MCGAUGH: Yes, you know, it’s kind of a combination, in some respects, depending upon whether you’re a veteran or a refugee of Veteran’s Day, Memorial Day and a little bit of July 4th all rolled into one. In working with the Vietnamese communities of San Diego and Orange County for nearly a year leading up to tomorrow, it was made very clear to us that this is not a day to celebrate. It is a day to honor freedom in America and reflect on the loss and the tragedy and also respect the opportunity and the freedom that, for some, came from that. So it’s a unusual day from that perspective. I think tomorrow’s going to be a day of reflection, a day of emotion, and a day of thank-yous.
CAVANAUGH: And, Abe, I’d like you to add to that, if you could. What do you think a commemoration like this – what is the proper tone?
SHRAGGE: I think somberness, seriousness, some joy as well that we can remember back to 1886 when we opened the Statue of Liberty to the public, that this is a nation that was created by immigrants. It was a nation that was supposed to support and nurture and welcome immigrants. And to have relived that in 1975 in this particular way under these circumstances, I think, is a very fitting tribute to a long historical process and a long heritage and tradition.
CAVANAUGH: And just quickly, Scott, we’re going to have you back later on in the show to tell us more about the event that’s taking place onboard this flight deck but you told us before the show started a very interesting snippet about how many people are going to be taking part.
MCGAUGH: Yes. To be honest, we’re surprised. The more we got into the planning, the more we realized how important this day is. There’s so many people, so many different parts of our community fabric. We know at least 2,000 people have bought tickets specifically for the event. We know that – we anticipate perhaps 50% more. We have more than 20 buses from Orange County coming down, nearly 500 school children on field trips are coming to experience living history, if you will. It promises to be a very special day and perhaps a unique day in Midway’s final mission as a museum, as a visitor destination and as a memorial.
CAVANAUGH: I want to thank you both so much. I’ve been speaking with Scott McGaugh, who we’ll see again, talk to again, by the end of the program. Abe Shragge is professor of history, teaches a class on War and American Society at UC San Diego. Thank you so much.
SHRAGGE: You’re very welcome, Maureen.
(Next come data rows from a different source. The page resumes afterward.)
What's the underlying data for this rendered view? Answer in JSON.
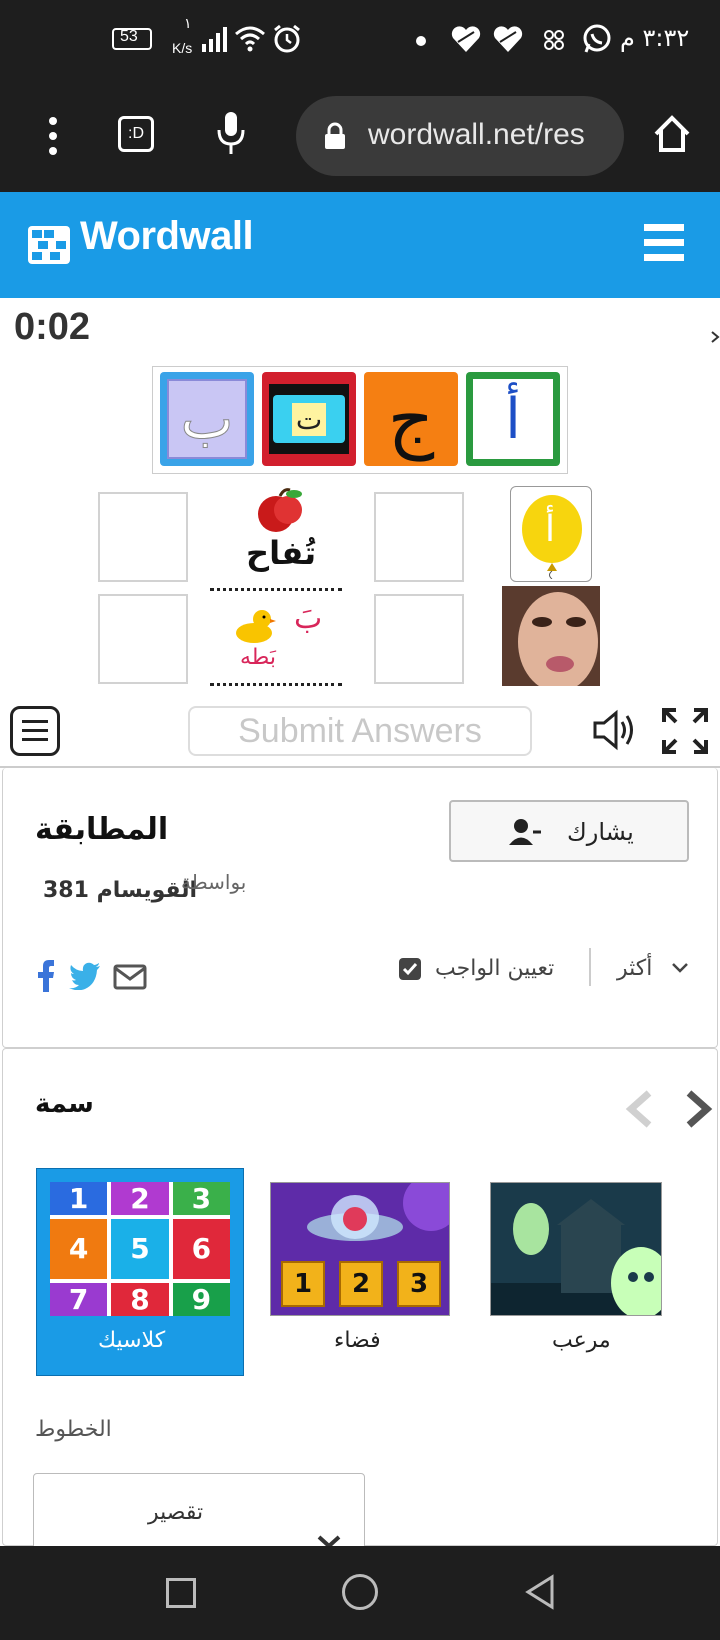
{
  "status_bar": {
    "time": "٣:٣٢ م",
    "battery": "53",
    "speed_top": "١",
    "speed_unit": "K/s"
  },
  "browser": {
    "url": "wordwall.net/res",
    "tab_count_icon": ":D"
  },
  "header": {
    "logo_text": "Wordwall"
  },
  "game": {
    "timer": "0:02",
    "tiles": [
      "أ",
      "ج",
      "ت",
      "ب"
    ],
    "fruit_word": "تُفاح",
    "duck_letter": "بَ",
    "duck_word": "بَطه",
    "submit_label": "Submit Answers"
  },
  "activity": {
    "title": "المطابقة",
    "by_label": "بواسطة",
    "author": "القويسام 381",
    "share_label": "يشارك",
    "more_label": "أكثر",
    "assign_label": "تعيين الواجب"
  },
  "theme_section": {
    "heading": "سمة",
    "themes": [
      {
        "label": "مرعب"
      },
      {
        "label": "فضاء"
      },
      {
        "label": "كلاسيك",
        "selected": true
      }
    ],
    "classic_numbers": [
      "1",
      "2",
      "3",
      "4",
      "5",
      "6",
      "7",
      "8",
      "9"
    ],
    "space_numbers": [
      "1",
      "2",
      "3"
    ],
    "fonts_label": "الخطوط",
    "font_select_value": "تقصير"
  },
  "colors": {
    "brand_blue": "#1a9be6",
    "selected_theme": "#1a9be6",
    "dark_bar": "#1e1e1e"
  }
}
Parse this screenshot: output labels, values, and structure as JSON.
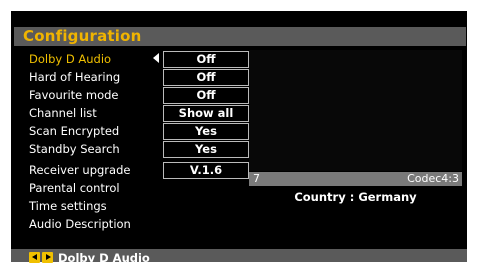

CAVANAUGH: Now I do want to remind people that you can go to KPBS.org to see more pictures, you can see video, hear more stories about Operation Frequent Wind and the fall of Saigon. Or if you’d like to comment, you can go to KPBS.org/thesedays. We have to take a short break, and when we return we’ll welcome the former captain and the former air boss of the USS Midway during the tumultuous evacuation of Operation Frequent Wind. You’re listening to These Days on KPBS.